The journey, expected to be complete in June, is to commemorate a historic motoring epic completed almost a century ago.
“I’m single, I have no children and this is what I do – go on adventures,” said Constantine Mandylas, who has a degree in Criminology.
In 1912, two men on opposite sides of the globe set off on two of the greatest motoring journeys ever completed.
Australian Francis Birtles became the first person to make a west-east crossing of the Australian continent by car, a car mostly made from wood with a one cylinder engine.
His equally tenacious Russian counterpart, Andrei Nagel, battled against temperatures down to -20ºC and deep snowdrifts to be the first contestant to cross the Monaco Rally finish line in his Russian-built sports car.
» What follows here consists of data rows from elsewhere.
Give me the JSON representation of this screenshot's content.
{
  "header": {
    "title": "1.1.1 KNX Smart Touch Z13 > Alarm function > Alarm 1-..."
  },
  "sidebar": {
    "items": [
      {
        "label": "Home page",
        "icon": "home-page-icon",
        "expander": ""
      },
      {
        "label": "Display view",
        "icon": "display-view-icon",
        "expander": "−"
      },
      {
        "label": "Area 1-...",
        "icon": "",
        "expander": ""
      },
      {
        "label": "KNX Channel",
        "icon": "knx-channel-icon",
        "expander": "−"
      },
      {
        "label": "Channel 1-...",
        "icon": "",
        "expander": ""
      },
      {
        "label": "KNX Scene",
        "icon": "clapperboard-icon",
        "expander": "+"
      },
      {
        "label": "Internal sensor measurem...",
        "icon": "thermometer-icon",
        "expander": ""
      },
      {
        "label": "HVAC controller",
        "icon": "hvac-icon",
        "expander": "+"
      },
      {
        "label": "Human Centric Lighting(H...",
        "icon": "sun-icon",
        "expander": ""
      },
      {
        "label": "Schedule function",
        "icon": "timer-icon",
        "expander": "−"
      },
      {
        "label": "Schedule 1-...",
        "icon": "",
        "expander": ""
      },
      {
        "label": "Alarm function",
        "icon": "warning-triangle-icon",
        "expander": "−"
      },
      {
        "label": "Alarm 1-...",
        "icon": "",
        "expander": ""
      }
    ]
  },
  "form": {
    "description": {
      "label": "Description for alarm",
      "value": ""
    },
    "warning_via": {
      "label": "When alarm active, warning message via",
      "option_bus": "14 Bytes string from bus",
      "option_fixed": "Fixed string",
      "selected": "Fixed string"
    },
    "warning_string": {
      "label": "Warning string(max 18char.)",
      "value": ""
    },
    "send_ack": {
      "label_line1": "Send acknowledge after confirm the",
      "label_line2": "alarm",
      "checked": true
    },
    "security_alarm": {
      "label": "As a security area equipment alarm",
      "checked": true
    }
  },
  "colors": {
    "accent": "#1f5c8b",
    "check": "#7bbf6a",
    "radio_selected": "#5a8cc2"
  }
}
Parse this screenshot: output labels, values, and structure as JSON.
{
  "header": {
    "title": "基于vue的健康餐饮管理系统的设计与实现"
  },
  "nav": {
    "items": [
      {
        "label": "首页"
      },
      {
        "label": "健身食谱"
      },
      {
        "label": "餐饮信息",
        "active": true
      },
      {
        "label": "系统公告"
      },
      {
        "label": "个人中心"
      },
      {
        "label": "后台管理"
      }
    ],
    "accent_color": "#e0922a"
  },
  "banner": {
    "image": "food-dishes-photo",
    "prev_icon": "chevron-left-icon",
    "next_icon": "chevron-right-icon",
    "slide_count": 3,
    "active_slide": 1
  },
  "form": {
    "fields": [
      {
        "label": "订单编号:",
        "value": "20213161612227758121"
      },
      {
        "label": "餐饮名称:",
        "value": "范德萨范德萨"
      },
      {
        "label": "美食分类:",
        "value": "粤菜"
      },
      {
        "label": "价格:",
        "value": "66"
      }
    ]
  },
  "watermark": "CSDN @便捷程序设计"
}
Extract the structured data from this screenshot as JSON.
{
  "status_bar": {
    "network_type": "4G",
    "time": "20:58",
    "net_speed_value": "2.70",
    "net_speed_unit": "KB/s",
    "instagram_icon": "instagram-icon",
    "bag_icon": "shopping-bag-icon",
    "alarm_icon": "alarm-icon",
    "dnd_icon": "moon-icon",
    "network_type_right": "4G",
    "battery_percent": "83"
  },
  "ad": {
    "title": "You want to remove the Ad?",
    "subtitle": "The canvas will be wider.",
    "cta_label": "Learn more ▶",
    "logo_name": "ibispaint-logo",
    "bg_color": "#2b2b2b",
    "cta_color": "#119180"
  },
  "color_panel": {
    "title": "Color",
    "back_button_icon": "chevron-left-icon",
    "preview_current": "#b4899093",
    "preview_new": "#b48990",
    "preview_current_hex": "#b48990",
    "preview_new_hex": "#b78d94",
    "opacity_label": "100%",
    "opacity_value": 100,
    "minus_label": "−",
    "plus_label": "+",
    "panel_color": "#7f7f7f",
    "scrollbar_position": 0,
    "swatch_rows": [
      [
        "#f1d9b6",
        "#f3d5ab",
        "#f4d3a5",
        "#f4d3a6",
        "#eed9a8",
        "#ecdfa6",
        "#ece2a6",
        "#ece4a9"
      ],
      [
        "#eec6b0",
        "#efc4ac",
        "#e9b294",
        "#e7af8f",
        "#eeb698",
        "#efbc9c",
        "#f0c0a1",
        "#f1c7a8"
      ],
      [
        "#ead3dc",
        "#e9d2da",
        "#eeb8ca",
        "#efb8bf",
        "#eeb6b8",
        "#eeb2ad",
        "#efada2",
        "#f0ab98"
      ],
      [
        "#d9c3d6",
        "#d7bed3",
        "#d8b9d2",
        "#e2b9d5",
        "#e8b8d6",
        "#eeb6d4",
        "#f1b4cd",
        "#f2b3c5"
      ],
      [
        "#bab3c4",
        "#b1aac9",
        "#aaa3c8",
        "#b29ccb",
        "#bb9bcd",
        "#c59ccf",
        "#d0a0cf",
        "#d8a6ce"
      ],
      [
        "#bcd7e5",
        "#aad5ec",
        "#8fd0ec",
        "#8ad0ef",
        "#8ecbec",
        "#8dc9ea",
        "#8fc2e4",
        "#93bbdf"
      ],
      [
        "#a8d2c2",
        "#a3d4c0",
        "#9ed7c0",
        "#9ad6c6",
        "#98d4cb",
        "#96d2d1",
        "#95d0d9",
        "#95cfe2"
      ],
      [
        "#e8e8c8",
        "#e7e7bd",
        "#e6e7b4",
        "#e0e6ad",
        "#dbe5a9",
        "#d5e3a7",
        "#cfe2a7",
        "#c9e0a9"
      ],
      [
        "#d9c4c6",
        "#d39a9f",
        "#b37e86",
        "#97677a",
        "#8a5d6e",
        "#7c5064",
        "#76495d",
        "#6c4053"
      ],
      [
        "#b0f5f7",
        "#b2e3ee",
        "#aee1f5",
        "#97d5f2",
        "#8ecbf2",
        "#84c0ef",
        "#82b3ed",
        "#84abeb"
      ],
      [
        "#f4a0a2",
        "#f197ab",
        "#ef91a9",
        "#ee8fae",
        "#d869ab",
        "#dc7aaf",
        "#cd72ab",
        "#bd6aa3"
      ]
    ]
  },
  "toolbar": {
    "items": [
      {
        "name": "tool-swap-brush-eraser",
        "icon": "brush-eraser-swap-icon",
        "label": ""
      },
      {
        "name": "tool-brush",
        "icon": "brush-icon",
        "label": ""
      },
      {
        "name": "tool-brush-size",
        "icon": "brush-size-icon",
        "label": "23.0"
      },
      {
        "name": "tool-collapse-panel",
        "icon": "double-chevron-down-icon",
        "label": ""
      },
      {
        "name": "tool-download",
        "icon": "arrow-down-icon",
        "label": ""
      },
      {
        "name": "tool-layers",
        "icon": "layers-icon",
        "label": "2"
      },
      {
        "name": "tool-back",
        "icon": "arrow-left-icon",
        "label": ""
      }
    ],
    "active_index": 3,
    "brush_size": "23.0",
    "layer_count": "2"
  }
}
“This year marks the 100th anniversary of this historical race, and what better way to celebrate it than by embarking on my own cross-country drive in a car from the same era,” said Mandylas.
He said his family has always known he was one for adventures, but he had outdone himself this time around and they were not surprised.
“I have been planning this journey for a couple of years now. I’ve done something similar to this before, where I drove a 1961 Russian-made Moskvitch 407 from Kharkov, Ukraine, to Corfu, Greece, via Romania and Bulgaria in 2007”.
The Daily News caught up with Mandylas after he had returned from collecting his voyager vintage vehicle from the harbour, where it had been shipped in from Perth.
“I drove 3 500km across Australia from Melbourne to Perth, where I took a flight to South Africa and had the car shipped,” he said.
Mandylas’s route from Durban will be through Kosi Bay, Mozambique, Tanzania, Ethiopia and the Middle East.
Before leaving Durban for Kosi Bay, he said: “So far I have not come across any challenges since leaving Melbourne in October, but I will face difficult times when I have to drive through the Middle East.
“Depending on the situation there I might have to ship the car from Egypt and fly to Ukraine.”
He said another hurdle he foresaw with driving through the Middle East, with countries riddled with conflict, was the bureaucracy involved in applying for visas.
“I plan on reaching Moscow in June and at this stage I am travelling alone, but I have not had car problems so far because parts for this vehicle are easily accessible,” he said.
He basked in the attention as motorists hooted at him as he was driving the antique vehicle from the port of Durban to a backpackers lodge in Essenwood Road, where he had been staying since his arrival in the country.
Mandylas said he was hoping for the same warm reception from locals throughout his cross-country drive.